Five Towns Residents Honored As ‘Jew In The City’ All-Stars

Please Share Share on FacebookTweet about this on TwitterShare on Google+Share on StumbleUponDigg thisEmail this to someonePrint this page

By Shiryn Solny

David Adler and grandson at Jew
in the City event

Two Five Towns residents were among those honored on Sunday night in New York City for their accomplishments as Orthodox Jews.

Frayda Ginsburg, former director of legal services for the Americas at the luxury house Burberry Group PLC, and David Adler, author of the bestselling “Cam Jansen” children’s book series, received their awards at the 5th Annual Jew in the City All-Stars Awards. Both were celebrated for being successful in their careers while keeping their Jewish values.

Adler, who grew up in Lawrence and now lives in Woodmere, said Judaism never hindered him from getting ahead professionally, though it did pose some difficulties at past award ceremonies where he was recognized. At one recent luncheon, all he ate was dried spinach and he could not even enjoy the champagne toast made in his honor. He also recalled his award once being given to someone else because he would not attend the ceremony on Friday night. He said that there have been “issues one way or another, but it hasn’t stopped my career.”

The author said that he had no intention of being a writer. “Just offhand I had an idea for something and I sent it to Random House, and six months later we had a call and they said, ‘We wanna do this as a book.’” The first Cam Jansen mystery was based on child care, a topic Adler was familiar with since he began writing the book series during his time at home watching his son, while his wife worked as a psychologist. The author also made sure Cam kept Jewish laws, even though he was not an outright Jewish character.

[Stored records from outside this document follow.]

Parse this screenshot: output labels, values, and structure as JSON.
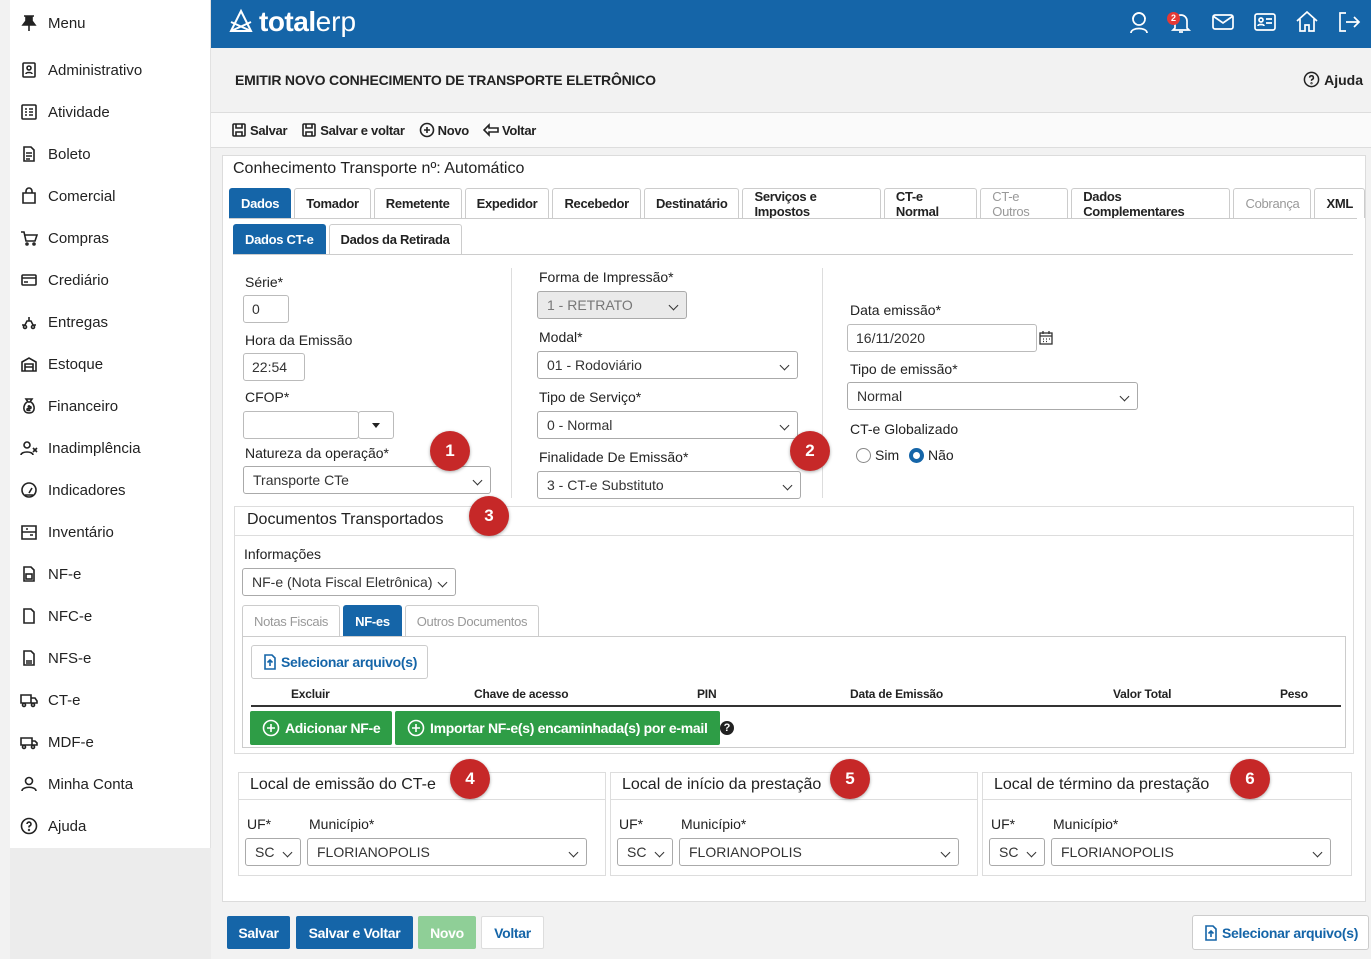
{
  "sidebar": {
    "items": [
      {
        "label": "Menu",
        "icon": "pin-icon"
      },
      {
        "label": "Administrativo",
        "icon": "id-badge-icon"
      },
      {
        "label": "Atividade",
        "icon": "list-icon"
      },
      {
        "label": "Boleto",
        "icon": "document-icon"
      },
      {
        "label": "Comercial",
        "icon": "shopping-bag-icon"
      },
      {
        "label": "Compras",
        "icon": "cart-icon"
      },
      {
        "label": "Crediário",
        "icon": "credit-card-icon"
      },
      {
        "label": "Entregas",
        "icon": "delivery-icon"
      },
      {
        "label": "Estoque",
        "icon": "warehouse-icon"
      },
      {
        "label": "Financeiro",
        "icon": "money-bag-icon"
      },
      {
        "label": "Inadimplência",
        "icon": "user-x-icon"
      },
      {
        "label": "Indicadores",
        "icon": "gauge-icon"
      },
      {
        "label": "Inventário",
        "icon": "shelf-icon"
      },
      {
        "label": "NF-e",
        "icon": "invoice-icon"
      },
      {
        "label": "NFC-e",
        "icon": "file-icon"
      },
      {
        "label": "NFS-e",
        "icon": "file-lines-icon"
      },
      {
        "label": "CT-e",
        "icon": "truck-icon"
      },
      {
        "label": "MDF-e",
        "icon": "van-icon"
      },
      {
        "label": "Minha Conta",
        "icon": "user-icon"
      },
      {
        "label": "Ajuda",
        "icon": "help-icon"
      }
    ]
  },
  "topbar": {
    "logo_bold": "total",
    "logo_light": "erp",
    "notification_count": "2"
  },
  "header": {
    "title": "EMITIR NOVO CONHECIMENTO DE TRANSPORTE ELETRÔNICO",
    "help": "Ajuda"
  },
  "toolbar": {
    "save": "Salvar",
    "save_back": "Salvar e voltar",
    "new": "Novo",
    "back": "Voltar"
  },
  "panel": {
    "title": "Conhecimento Transporte nº: Automático"
  },
  "tabs": [
    "Dados",
    "Tomador",
    "Remetente",
    "Expedidor",
    "Recebedor",
    "Destinatário",
    "Serviços e Impostos",
    "CT-e Normal",
    "CT-e Outros",
    "Dados Complementares",
    "Cobrança",
    "XML"
  ],
  "subtabs": [
    "Dados CT-e",
    "Dados da Retirada"
  ],
  "form": {
    "serie_label": "Série*",
    "serie_value": "0",
    "hora_label": "Hora da Emissão",
    "hora_value": "22:54",
    "cfop_label": "CFOP*",
    "natureza_label": "Natureza da operação*",
    "natureza_value": "Transporte CTe",
    "impressao_label": "Forma de Impressão*",
    "impressao_value": "1 - RETRATO",
    "modal_label": "Modal*",
    "modal_value": "01 - Rodoviário",
    "servico_label": "Tipo de Serviço*",
    "servico_value": "0 - Normal",
    "finalidade_label": "Finalidade De Emissão*",
    "finalidade_value": "3 - CT-e Substituto",
    "data_label": "Data emissão*",
    "data_value": "16/11/2020",
    "tipo_emissao_label": "Tipo de emissão*",
    "tipo_emissao_value": "Normal",
    "globalizado_label": "CT-e Globalizado",
    "sim": "Sim",
    "nao": "Não"
  },
  "docs": {
    "title": "Documentos Transportados",
    "info_label": "Informações",
    "info_value": "NF-e (Nota Fiscal Eletrônica)",
    "tabs": [
      "Notas Fiscais",
      "NF-es",
      "Outros Documentos"
    ],
    "select_file": "Selecionar arquivo(s)",
    "columns": [
      "Excluir",
      "Chave de acesso",
      "PIN",
      "Data de Emissão",
      "Valor Total",
      "Peso"
    ],
    "add_nfe": "Adicionar NF-e",
    "import_nfe": "Importar NF-e(s) encaminhada(s) por e-mail"
  },
  "locais": [
    {
      "title": "Local de emissão do CT-e",
      "uf_label": "UF*",
      "mun_label": "Município*",
      "uf": "SC",
      "mun": "FLORIANOPOLIS"
    },
    {
      "title": "Local de início da prestação",
      "uf_label": "UF*",
      "mun_label": "Município*",
      "uf": "SC",
      "mun": "FLORIANOPOLIS"
    },
    {
      "title": "Local de término da prestação",
      "uf_label": "UF*",
      "mun_label": "Município*",
      "uf": "SC",
      "mun": "FLORIANOPOLIS"
    }
  ],
  "markers": [
    "1",
    "2",
    "3",
    "4",
    "5",
    "6"
  ],
  "footer": {
    "save": "Salvar",
    "save_back": "Salvar e Voltar",
    "new": "Novo",
    "back": "Voltar",
    "select_file": "Selecionar arquivo(s)"
  },
  "colors": {
    "primary": "#1565a8",
    "green": "#2e9d46",
    "marker": "#c62828"
  }
}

“You can read all the books—there are almost 60 of them—you’ll never see him eating anything treif,” said Adler. “You’ll never see him do anything on Shabbat. I had one mystery that was taking place on a Friday afternoon. When I realized it would take longer in time to solve, getting closer to Shabbat, I changed it to Thursday.” He also said in his acceptance speech on Sunday night, “I try to infuse my books with as many Jewish values as I can. Being an observant Jew has given me Shabbat, community, and it has given me this award.”

Adler has written biographies in addition to the Cam Jansen series and explained situations when his pro-Israel stance can come into conflict with some assignments. He recalled one such instance: “I was asked to write a biography of Franklin D. Roosevelt and I told my editor that I have to mention that FDR abandoned the Jews lost in the Holocaust. I was told, ‘Why don’t you write a biography about Eleanor instead,’ and that’s what I did.”

Ginsburg similarly does not bend what she explained as her “extremely strong belief in G‑d.” She revealed that sometimes coworkers are even surprised that she is observant. “There have definitely been times where I’ve had colleagues come over to me and say, ‘I just can’t believe you’re Jewish or religious at all. They told me you were coming to meet with me and I was expecting some old frumpy lady from a 1920s village in Europe. And then you walked in and I was like “Wait, no. Is she really Orthodox? Is that what orthodox looks like today?”’ And it only turned into respect after that,” she said.

The Five Towns resident believes Jews are privileged to have strong religious beliefs and Torah values to guide them. She prays to G‑d before going into every meeting for work and said, “I really believe that He guides us and He puts me where I need to be when I need to be there. I know that without having a strong faith in Hashem—He’s there and watching over us—there’s no way I can do what I do today.”

 

Please Share Share on FacebookTweet about this on TwitterShare on Google+Share on StumbleUponDigg thisEmail this to someonePrint this page

Leave a Reply

Your email address will not be published. Required fields are marked *